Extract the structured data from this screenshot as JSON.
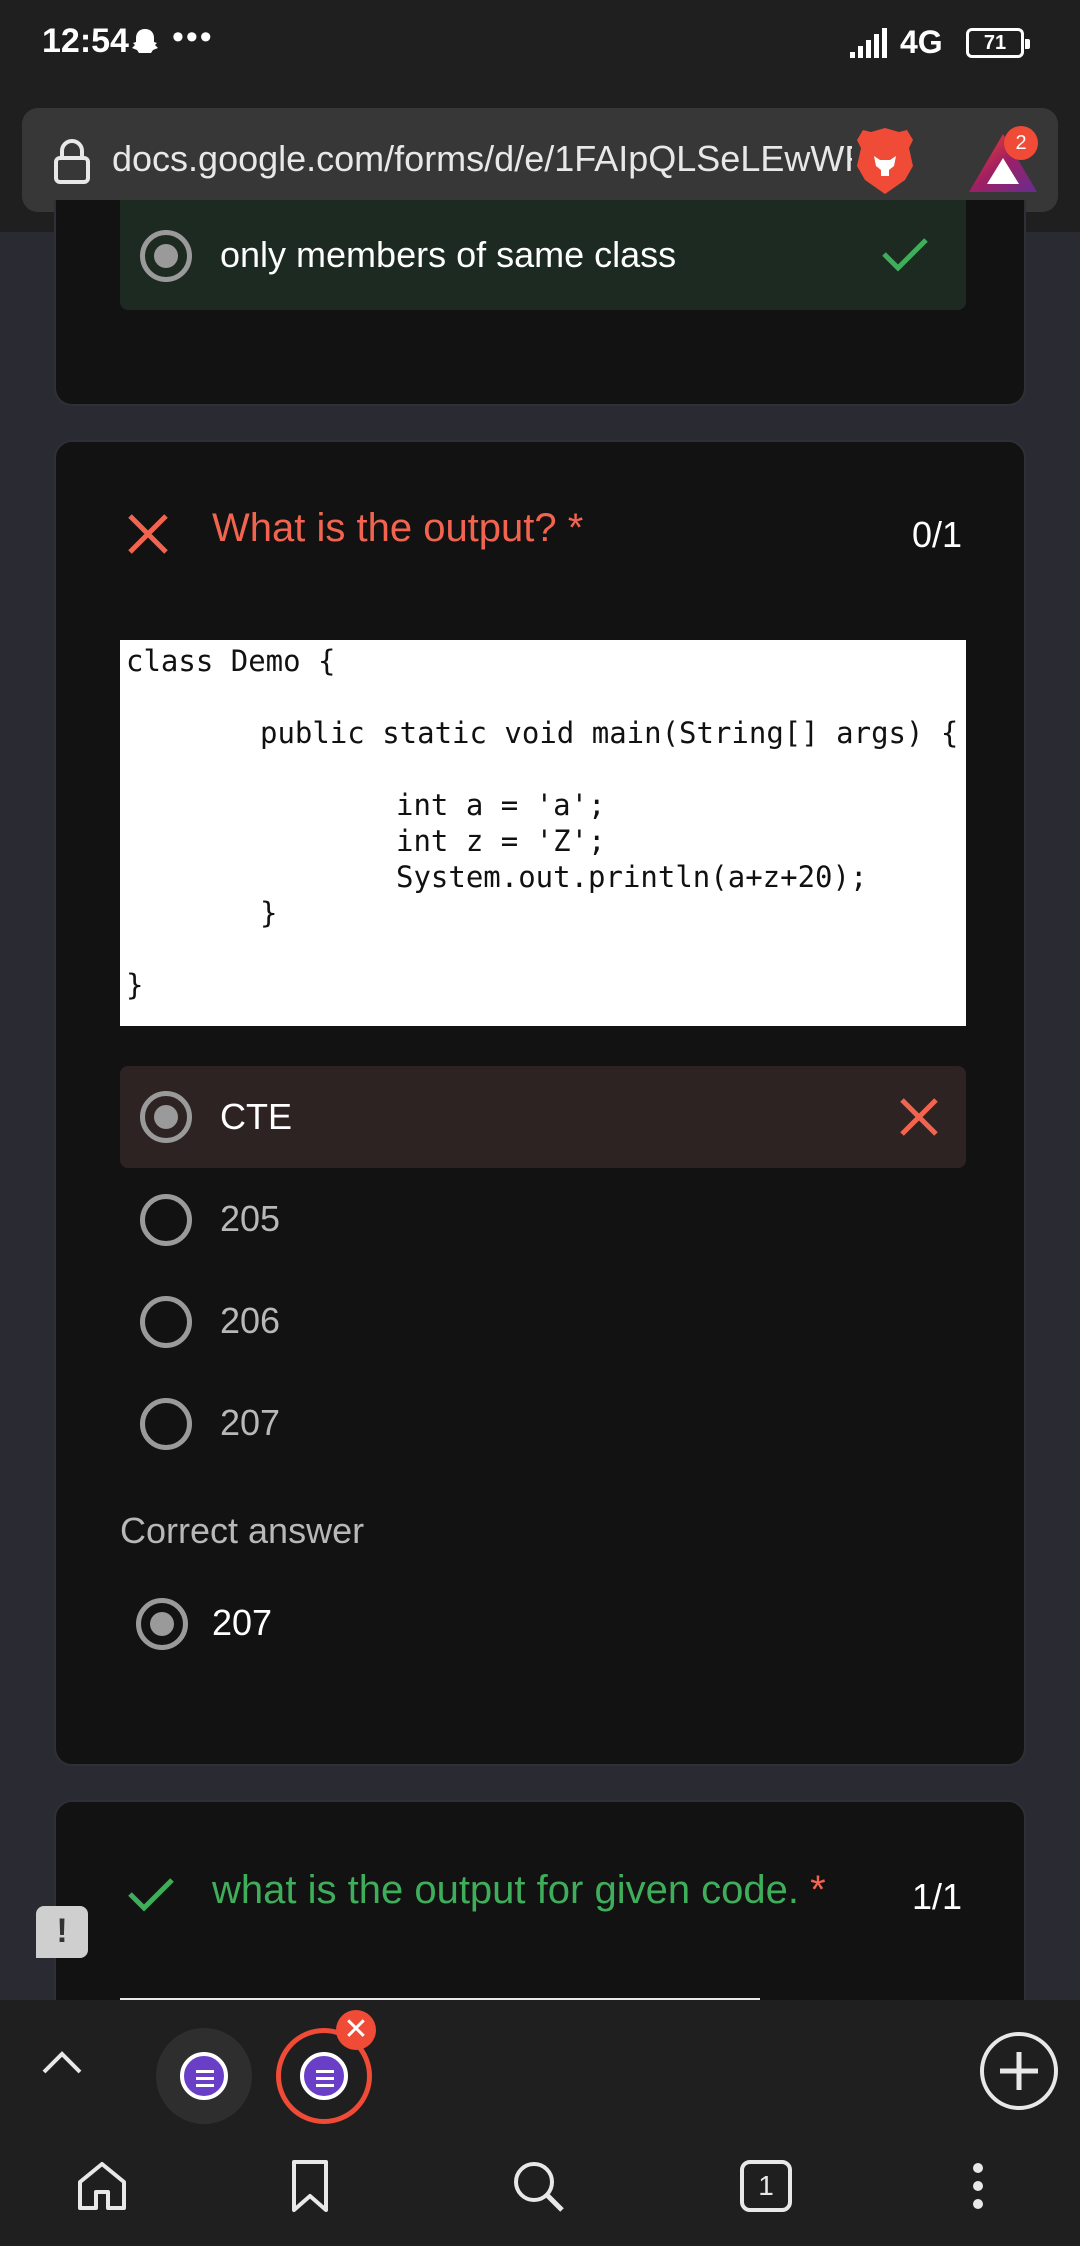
{
  "status_bar": {
    "time": "12:54",
    "dots": "•••",
    "network": "4G",
    "battery": "71"
  },
  "browser": {
    "url": "docs.google.com/forms/d/e/1FAIpQLSeLEwWR4",
    "rewards_badge": "2"
  },
  "question1": {
    "selected_option": "only members of same class",
    "status": "correct"
  },
  "question2": {
    "title": "What is the output? *",
    "score": "0/1",
    "status": "wrong",
    "code_lines": [
      "class Demo {",
      "public static void main(String[] args) {",
      "int a = 'a';",
      "int z = 'Z';",
      "System.out.println(a+z+20);",
      "}",
      "}"
    ],
    "options": [
      {
        "label": "CTE",
        "selected": true,
        "result": "wrong"
      },
      {
        "label": "205",
        "selected": false
      },
      {
        "label": "206",
        "selected": false
      },
      {
        "label": "207",
        "selected": false
      }
    ],
    "correct_answer_title": "Correct answer",
    "correct_answer": "207"
  },
  "question3": {
    "title": "what is the output for given code.",
    "required_mark": "*",
    "score": "1/1",
    "status": "correct"
  },
  "feedback_icon": "!",
  "tab_strip": {
    "tab_count_label": "1",
    "close_glyph": "✕"
  },
  "colors": {
    "correct_green": "#3fae5a",
    "wrong_red": "#f2644f",
    "brave_orange": "#ef4b36",
    "forms_purple": "#6a3fc8"
  }
}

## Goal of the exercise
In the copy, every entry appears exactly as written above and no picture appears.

## Response to the task
Extract the structured data from this screenshot as JSON.
{
  "status_bar": {
    "time": "12:54",
    "dots": "•••",
    "network": "4G",
    "battery": "71"
  },
  "browser": {
    "url": "docs.google.com/forms/d/e/1FAIpQLSeLEwWR4",
    "rewards_badge": "2"
  },
  "question1": {
    "selected_option": "only members of same class",
    "status": "correct"
  },
  "question2": {
    "title": "What is the output? *",
    "score": "0/1",
    "status": "wrong",
    "code_lines": [
      "class Demo {",
      "public static void main(String[] args) {",
      "int a = 'a';",
      "int z = 'Z';",
      "System.out.println(a+z+20);",
      "}",
      "}"
    ],
    "options": [
      {
        "label": "CTE",
        "selected": true,
        "result": "wrong"
      },
      {
        "label": "205",
        "selected": false
      },
      {
        "label": "206",
        "selected": false
      },
      {
        "label": "207",
        "selected": false
      }
    ],
    "correct_answer_title": "Correct answer",
    "correct_answer": "207"
  },
  "question3": {
    "title": "what is the output for given code.",
    "required_mark": "*",
    "score": "1/1",
    "status": "correct"
  },
  "feedback_icon": "!",
  "tab_strip": {
    "tab_count_label": "1",
    "close_glyph": "✕"
  },
  "colors": {
    "correct_green": "#3fae5a",
    "wrong_red": "#f2644f",
    "brave_orange": "#ef4b36",
    "forms_purple": "#6a3fc8"
  }
}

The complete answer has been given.